  • Tétrel, Hélène (2010). "Trojan Origins and the Use of the Æneid and Related Sources in the Old Icelandic Brut". The Journal of English and Germanic Philology. 109 (4): 490–514. doi:10.5406/jenglgermphil.109.4.0490. ISSN 0363-6941. JSTOR 10.5406/jenglgermphil.109.4.0490.

ReferencesEdit

  1. ^ a b c d Louis-Jensen, Jonna (1993). "Breta sǫgur". In Pulsiano, Phillip; Wolf, Kirsten (eds.). Medieval Scandinavia: An Encyclopedia. New York: Garland. pp. 57–58. ISBN 0824047877.
  2. ^ a b Gropper, Stefanie (2011). "Breta Sögur and Merlínússpá". In Kalinke, Marianne E. (ed.). The Arthur of the North: The Arthurian Legend in the Norse and Rus' Realms. Cardiff: University of Wales Press. pp. 48–60. ISBN 9781783167876.
  3. ^ a b Würth, Stefanie (2005). "Historiography and Pseudo-History". In McTurk, Rory (ed.). A Companion to Old Norse-Icelandic Literature and Culture. Malden, Oxford, Victoria: Blackwell Publishing. pp. 166.
  4. ^ a b Kalinke, Marianne (2015). "Arthur, King of Iceland". Scandinavian Studies. 87 (1): 11. doi:10.5406/scanstud.87.1.0008. ISSN 0036-5637. JSTOR 10.5406/scanstud.87.1.0008.
  5. ^ Würth, Stefanie (2005). "Historiography and Pseudo-History". In McTurk, Rory (ed.). A Companion to Old Norse-Icelandic Literature and Culture. Malden, Oxford, Victoria: Blackwell Publishing. pp. 165.

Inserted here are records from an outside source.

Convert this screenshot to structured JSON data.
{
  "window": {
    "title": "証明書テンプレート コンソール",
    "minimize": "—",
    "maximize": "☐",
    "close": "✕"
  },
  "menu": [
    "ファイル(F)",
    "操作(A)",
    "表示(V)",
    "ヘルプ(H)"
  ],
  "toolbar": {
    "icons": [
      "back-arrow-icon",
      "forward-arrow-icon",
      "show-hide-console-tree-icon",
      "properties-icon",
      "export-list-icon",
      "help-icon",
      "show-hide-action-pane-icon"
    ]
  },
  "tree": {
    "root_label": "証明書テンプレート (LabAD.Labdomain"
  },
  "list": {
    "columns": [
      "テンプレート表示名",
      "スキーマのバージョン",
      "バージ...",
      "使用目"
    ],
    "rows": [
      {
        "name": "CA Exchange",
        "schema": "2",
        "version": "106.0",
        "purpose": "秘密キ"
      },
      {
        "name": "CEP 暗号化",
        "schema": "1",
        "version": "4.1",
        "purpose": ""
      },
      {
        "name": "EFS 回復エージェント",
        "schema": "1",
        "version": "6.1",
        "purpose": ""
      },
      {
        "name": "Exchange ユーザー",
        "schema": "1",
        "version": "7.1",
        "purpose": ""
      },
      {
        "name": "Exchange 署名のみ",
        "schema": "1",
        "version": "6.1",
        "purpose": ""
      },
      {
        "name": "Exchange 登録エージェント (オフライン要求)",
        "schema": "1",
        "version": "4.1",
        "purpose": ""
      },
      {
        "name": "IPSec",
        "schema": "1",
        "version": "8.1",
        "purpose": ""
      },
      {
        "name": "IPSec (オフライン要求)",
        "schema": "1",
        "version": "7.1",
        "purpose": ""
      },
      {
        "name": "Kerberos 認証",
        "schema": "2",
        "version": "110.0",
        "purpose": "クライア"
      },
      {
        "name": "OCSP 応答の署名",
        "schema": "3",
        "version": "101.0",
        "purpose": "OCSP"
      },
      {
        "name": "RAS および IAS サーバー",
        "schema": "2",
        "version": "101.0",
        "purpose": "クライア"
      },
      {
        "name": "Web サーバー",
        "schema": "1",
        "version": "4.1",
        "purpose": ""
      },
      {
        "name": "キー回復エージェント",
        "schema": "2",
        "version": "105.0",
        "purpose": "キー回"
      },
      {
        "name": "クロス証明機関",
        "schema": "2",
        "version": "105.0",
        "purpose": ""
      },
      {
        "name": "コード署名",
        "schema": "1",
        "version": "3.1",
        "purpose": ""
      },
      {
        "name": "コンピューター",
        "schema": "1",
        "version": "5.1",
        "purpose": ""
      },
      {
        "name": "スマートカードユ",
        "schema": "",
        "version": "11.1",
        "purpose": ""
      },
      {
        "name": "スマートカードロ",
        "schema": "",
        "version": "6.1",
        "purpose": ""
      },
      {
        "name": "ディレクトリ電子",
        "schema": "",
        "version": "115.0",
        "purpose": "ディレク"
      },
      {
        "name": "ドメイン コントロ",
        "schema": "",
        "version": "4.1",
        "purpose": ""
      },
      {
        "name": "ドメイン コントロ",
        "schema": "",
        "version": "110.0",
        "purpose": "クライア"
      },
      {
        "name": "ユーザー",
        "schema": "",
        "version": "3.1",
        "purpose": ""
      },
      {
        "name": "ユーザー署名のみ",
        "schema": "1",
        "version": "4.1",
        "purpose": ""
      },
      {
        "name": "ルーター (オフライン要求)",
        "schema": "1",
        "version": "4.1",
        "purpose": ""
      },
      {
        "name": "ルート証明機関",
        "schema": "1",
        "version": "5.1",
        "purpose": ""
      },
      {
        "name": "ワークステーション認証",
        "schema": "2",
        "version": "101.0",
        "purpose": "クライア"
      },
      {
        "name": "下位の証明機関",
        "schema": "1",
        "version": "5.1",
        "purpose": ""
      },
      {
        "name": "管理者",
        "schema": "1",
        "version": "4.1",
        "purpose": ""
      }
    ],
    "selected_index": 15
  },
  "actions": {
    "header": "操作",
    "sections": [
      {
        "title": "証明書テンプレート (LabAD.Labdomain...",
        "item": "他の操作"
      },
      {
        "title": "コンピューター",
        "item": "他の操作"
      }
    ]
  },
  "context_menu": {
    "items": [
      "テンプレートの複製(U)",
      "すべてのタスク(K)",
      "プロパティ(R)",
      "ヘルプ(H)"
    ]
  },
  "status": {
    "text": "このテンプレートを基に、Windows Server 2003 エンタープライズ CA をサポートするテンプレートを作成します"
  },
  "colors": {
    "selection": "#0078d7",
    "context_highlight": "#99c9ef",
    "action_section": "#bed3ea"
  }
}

  6. ^ Patzuk-Russell, Ryder (2012). Places, Kings, and Poetry: The Shaping of Breta sögur for the Norse Corpus. Háskoli Íslands (Unpublished MA thesis). p. 5.
  7. ^ Kalinke, Marianne (2015). "Arthur, King of Iceland". Scandinavian Studies. 87 (1): 9. doi:10.5406/scanstud.87.1.0008. ISSN 0036-5637. JSTOR 10.5406/scanstud.87.1.0008.
  8. ^ Marianne E. Kalinke and P. M. Mitchell, Bibliography of Old Norse–Icelandic Romances, Islandica, 44 (Ithaca: Cornell University Press, 1985), p. 30.